Yuba fish passage ideas discussed
Quick, name a Yuba River dam that’s being studied for removal or modification for the sake of salmon and steelhead trout by a group of “stakeholders” who meet behind closed doors.
If you guessed Englebright Dam, you’re right.
But it’s not the only one.
On Monday, at an all-day, closed-door meeting in Sacramento, a group of 20 to 25 stakeholders are expected to discuss options for getting salmon and steelhead past Daguerre Point Dam on the Yuba River halfway between Grass Valley and Marysville.
Like a giant speed bump, Daguerre Point is 26 feet high. The river flows over its rounded surface and fish try (unsuccessfully) to get over the dam or (more successfully) up the fish ladders on either side.
Daguerre Point was built in 1906 to hold back hydraulic mining debris.
Water is diverted at the dam – by gravity, no pumping is necessary – for use on farmland. Currently, 112,000 acres are irrigated from the dam’s diversions, said Nancy Jones, assistant manager of the Yuba County Water Agency.
Critics of Daguerre Point include South Yuba River Citizens League, which says studies have shown the dam blocks up to 40 percent of the Yuba’s salmon and steelhead from more than 12 miles of spawning habitat upstream of the dam.
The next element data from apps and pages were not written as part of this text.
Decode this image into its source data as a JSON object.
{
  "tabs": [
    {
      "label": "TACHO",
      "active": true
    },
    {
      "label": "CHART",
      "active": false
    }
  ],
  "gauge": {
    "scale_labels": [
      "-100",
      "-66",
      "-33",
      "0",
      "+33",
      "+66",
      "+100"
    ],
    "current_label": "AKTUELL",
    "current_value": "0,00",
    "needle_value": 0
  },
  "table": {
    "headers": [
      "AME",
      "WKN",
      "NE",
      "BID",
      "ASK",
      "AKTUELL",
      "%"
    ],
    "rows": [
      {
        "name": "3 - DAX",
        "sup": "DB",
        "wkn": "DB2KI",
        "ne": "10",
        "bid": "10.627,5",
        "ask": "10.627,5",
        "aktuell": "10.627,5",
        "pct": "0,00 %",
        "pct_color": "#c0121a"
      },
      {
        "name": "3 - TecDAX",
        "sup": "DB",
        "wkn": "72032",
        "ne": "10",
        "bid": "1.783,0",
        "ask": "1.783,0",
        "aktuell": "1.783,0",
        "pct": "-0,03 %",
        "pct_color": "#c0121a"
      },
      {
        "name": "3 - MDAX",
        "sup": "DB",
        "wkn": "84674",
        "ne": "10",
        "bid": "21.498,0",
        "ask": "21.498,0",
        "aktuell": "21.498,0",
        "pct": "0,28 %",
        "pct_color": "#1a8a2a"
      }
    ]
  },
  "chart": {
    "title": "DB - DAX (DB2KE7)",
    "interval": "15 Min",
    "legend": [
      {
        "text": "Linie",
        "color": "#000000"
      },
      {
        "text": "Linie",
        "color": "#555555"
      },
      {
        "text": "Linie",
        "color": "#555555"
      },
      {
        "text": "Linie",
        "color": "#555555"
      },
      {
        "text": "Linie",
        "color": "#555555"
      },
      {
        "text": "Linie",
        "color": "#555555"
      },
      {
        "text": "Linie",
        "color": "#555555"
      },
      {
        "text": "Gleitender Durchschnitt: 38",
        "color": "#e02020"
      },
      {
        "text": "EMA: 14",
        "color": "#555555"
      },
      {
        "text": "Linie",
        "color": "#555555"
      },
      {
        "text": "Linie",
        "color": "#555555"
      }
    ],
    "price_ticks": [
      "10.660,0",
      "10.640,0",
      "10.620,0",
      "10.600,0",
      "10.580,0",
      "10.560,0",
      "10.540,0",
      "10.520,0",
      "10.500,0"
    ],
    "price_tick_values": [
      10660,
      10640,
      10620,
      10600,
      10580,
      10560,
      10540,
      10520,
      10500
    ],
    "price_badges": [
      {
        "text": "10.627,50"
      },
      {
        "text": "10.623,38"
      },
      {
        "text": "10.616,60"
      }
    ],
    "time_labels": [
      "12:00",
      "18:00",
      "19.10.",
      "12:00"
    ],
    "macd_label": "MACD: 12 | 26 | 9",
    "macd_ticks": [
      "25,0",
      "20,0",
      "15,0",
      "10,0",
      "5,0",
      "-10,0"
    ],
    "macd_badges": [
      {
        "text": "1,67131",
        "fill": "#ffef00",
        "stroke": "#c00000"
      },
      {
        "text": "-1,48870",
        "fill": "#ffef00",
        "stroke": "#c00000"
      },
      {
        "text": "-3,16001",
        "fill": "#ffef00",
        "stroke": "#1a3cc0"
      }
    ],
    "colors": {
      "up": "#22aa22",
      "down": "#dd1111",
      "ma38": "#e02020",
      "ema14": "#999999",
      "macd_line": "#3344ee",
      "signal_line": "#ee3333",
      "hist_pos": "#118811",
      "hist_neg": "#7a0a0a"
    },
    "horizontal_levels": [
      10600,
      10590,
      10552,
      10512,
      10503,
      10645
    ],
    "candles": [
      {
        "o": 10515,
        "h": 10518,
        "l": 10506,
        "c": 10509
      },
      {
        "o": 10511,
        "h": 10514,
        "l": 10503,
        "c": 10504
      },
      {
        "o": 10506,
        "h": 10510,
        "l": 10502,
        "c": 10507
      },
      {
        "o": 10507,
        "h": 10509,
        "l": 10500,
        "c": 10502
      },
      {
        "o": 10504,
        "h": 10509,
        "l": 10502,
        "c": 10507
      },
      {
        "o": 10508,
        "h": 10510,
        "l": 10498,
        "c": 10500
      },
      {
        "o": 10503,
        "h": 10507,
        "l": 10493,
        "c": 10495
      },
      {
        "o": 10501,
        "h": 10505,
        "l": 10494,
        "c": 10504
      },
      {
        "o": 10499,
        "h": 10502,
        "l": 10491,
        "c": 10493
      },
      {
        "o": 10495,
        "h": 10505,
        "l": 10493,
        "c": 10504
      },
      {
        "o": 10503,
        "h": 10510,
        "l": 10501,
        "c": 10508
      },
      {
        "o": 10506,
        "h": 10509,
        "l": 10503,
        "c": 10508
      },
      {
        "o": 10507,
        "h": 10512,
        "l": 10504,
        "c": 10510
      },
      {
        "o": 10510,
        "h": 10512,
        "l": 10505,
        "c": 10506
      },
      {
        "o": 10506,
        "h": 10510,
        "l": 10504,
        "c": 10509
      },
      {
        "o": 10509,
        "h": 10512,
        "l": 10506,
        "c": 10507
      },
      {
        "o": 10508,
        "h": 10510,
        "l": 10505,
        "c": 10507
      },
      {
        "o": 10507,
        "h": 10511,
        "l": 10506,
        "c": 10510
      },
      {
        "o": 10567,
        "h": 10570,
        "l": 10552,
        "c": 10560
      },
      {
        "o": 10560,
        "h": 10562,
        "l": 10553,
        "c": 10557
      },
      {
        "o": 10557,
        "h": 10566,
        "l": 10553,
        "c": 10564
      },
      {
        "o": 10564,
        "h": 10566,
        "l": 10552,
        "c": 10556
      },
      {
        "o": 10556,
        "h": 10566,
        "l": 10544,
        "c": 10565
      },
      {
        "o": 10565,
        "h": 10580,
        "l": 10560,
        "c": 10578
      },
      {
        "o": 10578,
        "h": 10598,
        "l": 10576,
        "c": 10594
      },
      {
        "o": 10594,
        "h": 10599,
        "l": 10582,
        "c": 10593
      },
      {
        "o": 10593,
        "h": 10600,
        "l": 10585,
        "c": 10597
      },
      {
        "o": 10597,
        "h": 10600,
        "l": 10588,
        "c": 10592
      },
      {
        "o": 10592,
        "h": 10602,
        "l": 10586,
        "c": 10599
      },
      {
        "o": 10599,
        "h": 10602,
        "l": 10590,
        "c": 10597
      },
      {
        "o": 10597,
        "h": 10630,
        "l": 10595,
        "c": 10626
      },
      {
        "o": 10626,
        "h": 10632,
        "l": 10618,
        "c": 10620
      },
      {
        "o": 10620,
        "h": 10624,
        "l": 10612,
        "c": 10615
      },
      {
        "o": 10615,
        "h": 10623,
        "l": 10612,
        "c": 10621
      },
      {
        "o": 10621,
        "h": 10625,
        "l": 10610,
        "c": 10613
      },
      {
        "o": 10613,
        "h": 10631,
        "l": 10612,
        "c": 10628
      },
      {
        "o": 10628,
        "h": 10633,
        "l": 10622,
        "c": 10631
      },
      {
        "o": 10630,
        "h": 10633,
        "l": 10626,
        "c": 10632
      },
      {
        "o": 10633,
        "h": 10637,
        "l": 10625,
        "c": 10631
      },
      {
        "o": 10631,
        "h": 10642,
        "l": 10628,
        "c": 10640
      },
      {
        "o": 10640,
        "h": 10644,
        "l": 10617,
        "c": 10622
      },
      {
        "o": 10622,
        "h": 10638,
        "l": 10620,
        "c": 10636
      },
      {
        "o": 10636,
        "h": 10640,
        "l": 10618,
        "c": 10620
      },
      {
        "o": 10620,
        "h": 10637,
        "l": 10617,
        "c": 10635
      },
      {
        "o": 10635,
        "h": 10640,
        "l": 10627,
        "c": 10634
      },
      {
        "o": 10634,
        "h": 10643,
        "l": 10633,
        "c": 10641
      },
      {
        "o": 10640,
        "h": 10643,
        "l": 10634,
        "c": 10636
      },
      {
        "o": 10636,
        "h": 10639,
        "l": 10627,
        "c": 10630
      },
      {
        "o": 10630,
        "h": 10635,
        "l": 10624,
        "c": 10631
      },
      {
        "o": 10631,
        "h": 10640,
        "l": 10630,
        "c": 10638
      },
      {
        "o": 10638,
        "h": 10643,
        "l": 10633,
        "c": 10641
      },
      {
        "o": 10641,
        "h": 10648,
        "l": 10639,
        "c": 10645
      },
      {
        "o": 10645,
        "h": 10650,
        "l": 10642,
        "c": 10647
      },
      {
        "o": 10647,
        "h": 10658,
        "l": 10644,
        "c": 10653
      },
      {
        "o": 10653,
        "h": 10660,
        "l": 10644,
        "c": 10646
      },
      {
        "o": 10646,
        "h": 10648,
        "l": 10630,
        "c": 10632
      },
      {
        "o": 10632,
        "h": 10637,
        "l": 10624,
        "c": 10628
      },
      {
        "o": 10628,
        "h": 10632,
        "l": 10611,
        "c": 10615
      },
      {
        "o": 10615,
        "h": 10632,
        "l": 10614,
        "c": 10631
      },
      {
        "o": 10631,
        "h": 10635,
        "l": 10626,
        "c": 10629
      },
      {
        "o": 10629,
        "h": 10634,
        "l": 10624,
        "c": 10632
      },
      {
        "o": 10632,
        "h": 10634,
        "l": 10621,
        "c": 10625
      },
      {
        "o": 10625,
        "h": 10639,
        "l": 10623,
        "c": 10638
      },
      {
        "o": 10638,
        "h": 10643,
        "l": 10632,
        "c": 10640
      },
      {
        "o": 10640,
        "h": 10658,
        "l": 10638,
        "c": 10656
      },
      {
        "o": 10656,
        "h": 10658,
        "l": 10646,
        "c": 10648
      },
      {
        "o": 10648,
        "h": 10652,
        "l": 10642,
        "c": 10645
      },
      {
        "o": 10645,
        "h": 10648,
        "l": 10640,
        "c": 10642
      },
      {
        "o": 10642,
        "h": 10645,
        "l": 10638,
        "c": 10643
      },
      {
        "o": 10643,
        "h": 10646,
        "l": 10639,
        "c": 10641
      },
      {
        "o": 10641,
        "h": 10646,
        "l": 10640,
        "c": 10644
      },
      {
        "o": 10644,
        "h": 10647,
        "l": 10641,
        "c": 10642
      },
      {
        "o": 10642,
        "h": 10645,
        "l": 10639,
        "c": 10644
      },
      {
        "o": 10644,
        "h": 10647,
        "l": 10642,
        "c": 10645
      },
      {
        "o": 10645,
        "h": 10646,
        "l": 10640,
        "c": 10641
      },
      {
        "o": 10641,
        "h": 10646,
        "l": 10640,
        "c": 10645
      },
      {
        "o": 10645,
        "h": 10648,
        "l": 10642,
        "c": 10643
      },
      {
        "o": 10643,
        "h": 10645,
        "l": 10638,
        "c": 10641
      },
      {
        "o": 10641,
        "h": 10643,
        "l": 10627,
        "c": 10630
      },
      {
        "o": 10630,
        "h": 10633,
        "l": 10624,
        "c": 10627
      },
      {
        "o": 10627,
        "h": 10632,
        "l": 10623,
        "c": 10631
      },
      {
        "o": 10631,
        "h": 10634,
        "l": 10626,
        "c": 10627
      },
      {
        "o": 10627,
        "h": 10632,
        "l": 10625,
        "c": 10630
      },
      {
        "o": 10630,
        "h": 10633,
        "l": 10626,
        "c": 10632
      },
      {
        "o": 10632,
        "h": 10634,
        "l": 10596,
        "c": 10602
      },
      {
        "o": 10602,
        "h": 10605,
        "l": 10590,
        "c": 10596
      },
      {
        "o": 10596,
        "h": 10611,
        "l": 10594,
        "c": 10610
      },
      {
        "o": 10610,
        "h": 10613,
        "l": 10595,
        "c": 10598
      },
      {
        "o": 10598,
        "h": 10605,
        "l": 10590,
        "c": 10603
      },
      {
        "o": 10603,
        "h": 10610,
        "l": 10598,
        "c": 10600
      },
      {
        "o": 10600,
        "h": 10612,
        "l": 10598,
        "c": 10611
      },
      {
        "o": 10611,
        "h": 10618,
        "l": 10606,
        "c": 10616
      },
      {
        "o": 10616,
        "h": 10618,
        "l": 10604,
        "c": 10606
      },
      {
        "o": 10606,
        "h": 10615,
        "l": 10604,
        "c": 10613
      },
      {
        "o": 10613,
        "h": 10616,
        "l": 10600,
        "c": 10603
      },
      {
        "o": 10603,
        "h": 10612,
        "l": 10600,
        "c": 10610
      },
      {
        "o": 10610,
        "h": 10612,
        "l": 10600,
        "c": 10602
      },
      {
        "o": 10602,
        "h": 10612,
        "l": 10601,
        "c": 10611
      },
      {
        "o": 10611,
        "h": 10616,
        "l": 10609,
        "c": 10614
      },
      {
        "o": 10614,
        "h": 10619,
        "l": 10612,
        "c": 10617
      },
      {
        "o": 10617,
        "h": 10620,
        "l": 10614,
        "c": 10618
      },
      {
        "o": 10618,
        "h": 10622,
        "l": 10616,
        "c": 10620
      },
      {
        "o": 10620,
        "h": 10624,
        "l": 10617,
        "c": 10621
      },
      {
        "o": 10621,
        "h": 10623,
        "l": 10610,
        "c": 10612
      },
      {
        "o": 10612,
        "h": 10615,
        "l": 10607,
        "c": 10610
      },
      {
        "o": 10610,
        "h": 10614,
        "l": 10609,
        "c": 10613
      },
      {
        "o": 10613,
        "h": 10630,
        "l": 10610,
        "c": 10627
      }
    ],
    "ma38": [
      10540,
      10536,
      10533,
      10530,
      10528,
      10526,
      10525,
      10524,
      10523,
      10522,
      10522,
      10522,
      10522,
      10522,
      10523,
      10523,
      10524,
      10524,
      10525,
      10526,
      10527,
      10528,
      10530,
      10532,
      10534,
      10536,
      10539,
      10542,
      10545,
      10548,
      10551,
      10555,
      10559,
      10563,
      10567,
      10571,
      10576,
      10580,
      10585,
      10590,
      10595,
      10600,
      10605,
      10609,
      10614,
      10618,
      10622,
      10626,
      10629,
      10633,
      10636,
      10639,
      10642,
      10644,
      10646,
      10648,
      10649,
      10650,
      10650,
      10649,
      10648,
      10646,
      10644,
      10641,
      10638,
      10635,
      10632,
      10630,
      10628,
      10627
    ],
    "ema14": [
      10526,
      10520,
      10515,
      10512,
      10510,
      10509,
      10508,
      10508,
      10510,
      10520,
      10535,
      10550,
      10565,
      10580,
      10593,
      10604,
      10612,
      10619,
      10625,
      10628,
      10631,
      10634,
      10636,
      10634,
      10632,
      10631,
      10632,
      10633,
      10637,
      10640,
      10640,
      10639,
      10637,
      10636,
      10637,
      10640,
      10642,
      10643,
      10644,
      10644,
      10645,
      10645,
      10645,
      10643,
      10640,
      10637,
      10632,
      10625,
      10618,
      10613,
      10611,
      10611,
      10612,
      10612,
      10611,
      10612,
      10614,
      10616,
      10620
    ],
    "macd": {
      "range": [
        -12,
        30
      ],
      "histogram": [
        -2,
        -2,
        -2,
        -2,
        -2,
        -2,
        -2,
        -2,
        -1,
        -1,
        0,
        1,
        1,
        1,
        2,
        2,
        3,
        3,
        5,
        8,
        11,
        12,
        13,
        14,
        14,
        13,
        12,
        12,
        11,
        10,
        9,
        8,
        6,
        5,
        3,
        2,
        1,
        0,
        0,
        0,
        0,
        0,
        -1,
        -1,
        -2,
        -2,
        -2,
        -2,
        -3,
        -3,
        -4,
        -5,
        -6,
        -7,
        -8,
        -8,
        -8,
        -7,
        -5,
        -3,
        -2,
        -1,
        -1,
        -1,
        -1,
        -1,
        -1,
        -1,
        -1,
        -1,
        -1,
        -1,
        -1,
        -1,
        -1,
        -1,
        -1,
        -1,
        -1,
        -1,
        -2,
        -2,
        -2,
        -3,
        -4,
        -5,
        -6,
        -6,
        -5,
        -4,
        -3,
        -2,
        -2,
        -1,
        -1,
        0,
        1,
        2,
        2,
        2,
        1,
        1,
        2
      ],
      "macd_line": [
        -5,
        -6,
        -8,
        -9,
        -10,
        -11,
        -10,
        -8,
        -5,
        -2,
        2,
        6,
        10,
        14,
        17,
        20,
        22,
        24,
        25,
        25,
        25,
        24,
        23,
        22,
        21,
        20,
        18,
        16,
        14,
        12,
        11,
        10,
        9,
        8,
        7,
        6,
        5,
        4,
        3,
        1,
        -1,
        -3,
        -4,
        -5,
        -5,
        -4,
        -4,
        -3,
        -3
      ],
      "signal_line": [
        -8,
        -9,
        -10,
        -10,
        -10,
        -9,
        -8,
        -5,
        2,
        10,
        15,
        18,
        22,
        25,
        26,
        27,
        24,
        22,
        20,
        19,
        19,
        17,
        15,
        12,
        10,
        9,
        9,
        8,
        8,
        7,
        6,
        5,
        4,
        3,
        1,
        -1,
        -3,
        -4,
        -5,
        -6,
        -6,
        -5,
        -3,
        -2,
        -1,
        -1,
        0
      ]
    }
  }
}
Now, the state Department of Water Resources is studying the dam as part of its fish-passage improvement program.
The meeting Monday will look at various fish-passage options and try to “narrow it down to the most likely ones,” said Ted Frink, a senior environmental scientist for the state agency.
Possible options include removing the dam or improving its fish ladders.
Frink said it’s too early to say which way things are leaning. “That’s the point where we’re at, where there’s no preferred alternative yet,” he said.
Frink hopes the group will narrow the options down in six months, at which time environmental documentation, such as an environmental impact report, could begin. That process would be open to the public, he said.
He couldn’t say Wednesday how much the study would cost.
Frink also declined to say who all the stakeholders are. He wanted to meet with them first and see how they feel about having their names made public.
SYRCL attorney Larry Sanders is one of the stakeholders who will meet Monday in Sacramento.
At one point, SYRCL called for the dam’s removal, but now Sanders isn’t sure that’s a good idea.
“The dam-removal option, in my opinion, has a lot of problems,” he said.
Problems include how to divert irrigation water if the dam isn’t there. Currently, farmers can divert up to 376,000 acre feet of water at the dam, about one-third the capacity of Bullards Bar Reservoir.
Pumping irrigation water isn’t likely because “everybody’s agreed that the farmers can’t be hit with a … long-term fixed … cost,” Sanders said.
At least one farmer sits on the stakeholders’ committee: Charlie Mathews, who farms 5,000 acres of rice using water diverted from the north side of the dam.
“We’re extremely worried” about the dam’s fate, Mathews said Wednesday. “(One) fear of the people down here is, if the dam is removed and the gravel (behind it) comes down, it could raise the river channel in Marysville,” increasing flood risk, he said.
Support Local Journalism
Support Local Journalism
Readers around Grass Valley and Nevada County make The Union’s work possible. Your financial contribution supports our efforts to deliver quality, locally relevant journalism.
Now more than ever, your support is critical to help us keep our community informed about the evolving coronavirus pandemic and the impact it is having locally. Every contribution, however large or small, will make a difference.
Your donation will help us continue to cover COVID-19 and our other vital local news.
Start a dialogue, stay on topic and be civil.
If you don't follow the rules, your comment may be deleted.
User Legend: Moderator Trusted User